*** Opening of Task input ***

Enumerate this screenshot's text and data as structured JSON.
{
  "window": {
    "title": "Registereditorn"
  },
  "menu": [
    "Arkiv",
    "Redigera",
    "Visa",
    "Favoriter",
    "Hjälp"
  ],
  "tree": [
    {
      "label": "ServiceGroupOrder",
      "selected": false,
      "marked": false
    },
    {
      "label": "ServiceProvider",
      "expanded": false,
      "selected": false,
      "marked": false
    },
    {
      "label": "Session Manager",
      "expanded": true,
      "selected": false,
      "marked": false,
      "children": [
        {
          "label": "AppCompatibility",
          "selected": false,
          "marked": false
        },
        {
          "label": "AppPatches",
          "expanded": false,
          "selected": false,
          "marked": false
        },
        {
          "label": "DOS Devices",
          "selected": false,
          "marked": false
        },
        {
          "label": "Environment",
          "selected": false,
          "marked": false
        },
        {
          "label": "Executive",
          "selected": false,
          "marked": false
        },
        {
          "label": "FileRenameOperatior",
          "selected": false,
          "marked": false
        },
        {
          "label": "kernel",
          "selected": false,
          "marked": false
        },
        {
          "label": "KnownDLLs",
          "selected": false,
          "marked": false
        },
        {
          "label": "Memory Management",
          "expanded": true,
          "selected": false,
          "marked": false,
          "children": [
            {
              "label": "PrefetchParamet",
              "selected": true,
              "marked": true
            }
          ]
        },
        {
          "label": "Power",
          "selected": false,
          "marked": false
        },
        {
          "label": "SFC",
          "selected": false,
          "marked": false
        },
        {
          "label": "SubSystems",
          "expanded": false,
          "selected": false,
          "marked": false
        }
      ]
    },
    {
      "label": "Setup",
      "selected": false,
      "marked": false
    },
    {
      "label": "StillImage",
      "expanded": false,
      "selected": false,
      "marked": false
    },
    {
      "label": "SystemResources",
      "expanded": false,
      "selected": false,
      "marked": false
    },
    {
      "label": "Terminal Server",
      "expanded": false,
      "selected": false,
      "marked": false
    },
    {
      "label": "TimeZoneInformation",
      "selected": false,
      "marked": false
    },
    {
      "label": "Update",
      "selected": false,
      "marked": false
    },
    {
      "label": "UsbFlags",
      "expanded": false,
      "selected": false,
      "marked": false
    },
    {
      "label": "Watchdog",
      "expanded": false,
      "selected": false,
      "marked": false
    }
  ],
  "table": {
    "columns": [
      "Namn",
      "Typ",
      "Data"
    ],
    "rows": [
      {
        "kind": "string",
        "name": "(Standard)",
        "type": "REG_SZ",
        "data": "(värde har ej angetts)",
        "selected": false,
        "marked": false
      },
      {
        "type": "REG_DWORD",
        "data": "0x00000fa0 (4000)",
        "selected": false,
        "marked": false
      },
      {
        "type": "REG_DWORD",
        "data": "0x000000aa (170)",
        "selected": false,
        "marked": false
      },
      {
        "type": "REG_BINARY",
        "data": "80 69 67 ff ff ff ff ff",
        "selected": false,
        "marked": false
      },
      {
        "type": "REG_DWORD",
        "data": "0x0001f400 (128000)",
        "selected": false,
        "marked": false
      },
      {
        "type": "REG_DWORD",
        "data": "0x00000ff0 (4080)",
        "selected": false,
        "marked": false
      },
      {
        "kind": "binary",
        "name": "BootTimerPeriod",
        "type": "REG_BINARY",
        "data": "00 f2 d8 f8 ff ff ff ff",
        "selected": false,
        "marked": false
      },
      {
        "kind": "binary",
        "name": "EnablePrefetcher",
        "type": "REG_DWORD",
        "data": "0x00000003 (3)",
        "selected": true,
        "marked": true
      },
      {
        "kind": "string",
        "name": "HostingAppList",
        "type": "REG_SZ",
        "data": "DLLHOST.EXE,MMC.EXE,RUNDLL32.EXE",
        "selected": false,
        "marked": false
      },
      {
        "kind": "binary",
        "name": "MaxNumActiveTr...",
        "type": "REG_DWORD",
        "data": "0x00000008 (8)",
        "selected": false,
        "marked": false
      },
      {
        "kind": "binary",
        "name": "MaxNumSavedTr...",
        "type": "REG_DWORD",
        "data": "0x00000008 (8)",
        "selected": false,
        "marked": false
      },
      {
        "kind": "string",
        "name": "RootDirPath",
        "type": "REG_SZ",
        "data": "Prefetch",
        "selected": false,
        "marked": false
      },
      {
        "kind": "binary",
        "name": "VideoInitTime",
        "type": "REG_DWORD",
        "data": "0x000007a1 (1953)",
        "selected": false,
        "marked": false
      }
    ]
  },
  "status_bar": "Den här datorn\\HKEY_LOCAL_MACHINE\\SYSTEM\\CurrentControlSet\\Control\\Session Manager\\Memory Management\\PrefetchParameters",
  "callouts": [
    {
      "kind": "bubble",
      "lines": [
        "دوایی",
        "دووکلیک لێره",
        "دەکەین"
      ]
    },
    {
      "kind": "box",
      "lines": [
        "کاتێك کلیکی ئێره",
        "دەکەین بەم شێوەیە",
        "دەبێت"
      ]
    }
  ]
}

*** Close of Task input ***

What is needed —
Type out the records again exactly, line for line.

Exercise response —
Enumerate this screenshot's text and data as structured JSON.
{
  "window": {
    "title": "Registereditorn"
  },
  "menu": [
    "Arkiv",
    "Redigera",
    "Visa",
    "Favoriter",
    "Hjälp"
  ],
  "tree": [
    {
      "label": "ServiceGroupOrder",
      "selected": false,
      "marked": false
    },
    {
      "label": "ServiceProvider",
      "expanded": false,
      "selected": false,
      "marked": false
    },
    {
      "label": "Session Manager",
      "expanded": true,
      "selected": false,
      "marked": false,
      "children": [
        {
          "label": "AppCompatibility",
          "selected": false,
          "marked": false
        },
        {
          "label": "AppPatches",
          "expanded": false,
          "selected": false,
          "marked": false
        },
        {
          "label": "DOS Devices",
          "selected": false,
          "marked": false
        },
        {
          "label": "Environment",
          "selected": false,
          "marked": false
        },
        {
          "label": "Executive",
          "selected": false,
          "marked": false
        },
        {
          "label": "FileRenameOperatior",
          "selected": false,
          "marked": false
        },
        {
          "label": "kernel",
          "selected": false,
          "marked": false
        },
        {
          "label": "KnownDLLs",
          "selected": false,
          "marked": false
        },
        {
          "label": "Memory Management",
          "expanded": true,
          "selected": false,
          "marked": false,
          "children": [
            {
              "label": "PrefetchParamet",
              "selected": true,
              "marked": true
            }
          ]
        },
        {
          "label": "Power",
          "selected": false,
          "marked": false
        },
        {
          "label": "SFC",
          "selected": false,
          "marked": false
        },
        {
          "label": "SubSystems",
          "expanded": false,
          "selected": false,
          "marked": false
        }
      ]
    },
    {
      "label": "Setup",
      "selected": false,
      "marked": false
    },
    {
      "label": "StillImage",
      "expanded": false,
      "selected": false,
      "marked": false
    },
    {
      "label": "SystemResources",
      "expanded": false,
      "selected": false,
      "marked": false
    },
    {
      "label": "Terminal Server",
      "expanded": false,
      "selected": false,
      "marked": false
    },
    {
      "label": "TimeZoneInformation",
      "selected": false,
      "marked": false
    },
    {
      "label": "Update",
      "selected": false,
      "marked": false
    },
    {
      "label": "UsbFlags",
      "expanded": false,
      "selected": false,
      "marked": false
    },
    {
      "label": "Watchdog",
      "expanded": false,
      "selected": false,
      "marked": false
    }
  ],
  "table": {
    "columns": [
      "Namn",
      "Typ",
      "Data"
    ],
    "rows": [
      {
        "kind": "string",
        "name": "(Standard)",
        "type": "REG_SZ",
        "data": "(värde har ej angetts)",
        "selected": false,
        "marked": false
      },
      {
        "type": "REG_DWORD",
        "data": "0x00000fa0 (4000)",
        "selected": false,
        "marked": false
      },
      {
        "type": "REG_DWORD",
        "data": "0x000000aa (170)",
        "selected": false,
        "marked": false
      },
      {
        "type": "REG_BINARY",
        "data": "80 69 67 ff ff ff ff ff",
        "selected": false,
        "marked": false
      },
      {
        "type": "REG_DWORD",
        "data": "0x0001f400 (128000)",
        "selected": false,
        "marked": false
      },
      {
        "type": "REG_DWORD",
        "data": "0x00000ff0 (4080)",
        "selected": false,
        "marked": false
      },
      {
        "kind": "binary",
        "name": "BootTimerPeriod",
        "type": "REG_BINARY",
        "data": "00 f2 d8 f8 ff ff ff ff",
        "selected": false,
        "marked": false
      },
      {
        "kind": "binary",
        "name": "EnablePrefetcher",
        "type": "REG_DWORD",
        "data": "0x00000003 (3)",
        "selected": true,
        "marked": true
      },
      {
        "kind": "string",
        "name": "HostingAppList",
        "type": "REG_SZ",
        "data": "DLLHOST.EXE,MMC.EXE,RUNDLL32.EXE",
        "selected": false,
        "marked": false
      },
      {
        "kind": "binary",
        "name": "MaxNumActiveTr...",
        "type": "REG_DWORD",
        "data": "0x00000008 (8)",
        "selected": false,
        "marked": false
      },
      {
        "kind": "binary",
        "name": "MaxNumSavedTr...",
        "type": "REG_DWORD",
        "data": "0x00000008 (8)",
        "selected": false,
        "marked": false
      },
      {
        "kind": "string",
        "name": "RootDirPath",
        "type": "REG_SZ",
        "data": "Prefetch",
        "selected": false,
        "marked": false
      },
      {
        "kind": "binary",
        "name": "VideoInitTime",
        "type": "REG_DWORD",
        "data": "0x000007a1 (1953)",
        "selected": false,
        "marked": false
      }
    ]
  },
  "status_bar": "Den här datorn\\HKEY_LOCAL_MACHINE\\SYSTEM\\CurrentControlSet\\Control\\Session Manager\\Memory Management\\PrefetchParameters",
  "callouts": [
    {
      "kind": "bubble",
      "lines": [
        "دوایی",
        "دووکلیک لێره",
        "دەکەین"
      ]
    },
    {
      "kind": "box",
      "lines": [
        "کاتێك کلیکی ئێره",
        "دەکەین بەم شێوەیە",
        "دەبێت"
      ]
    }
  ]
}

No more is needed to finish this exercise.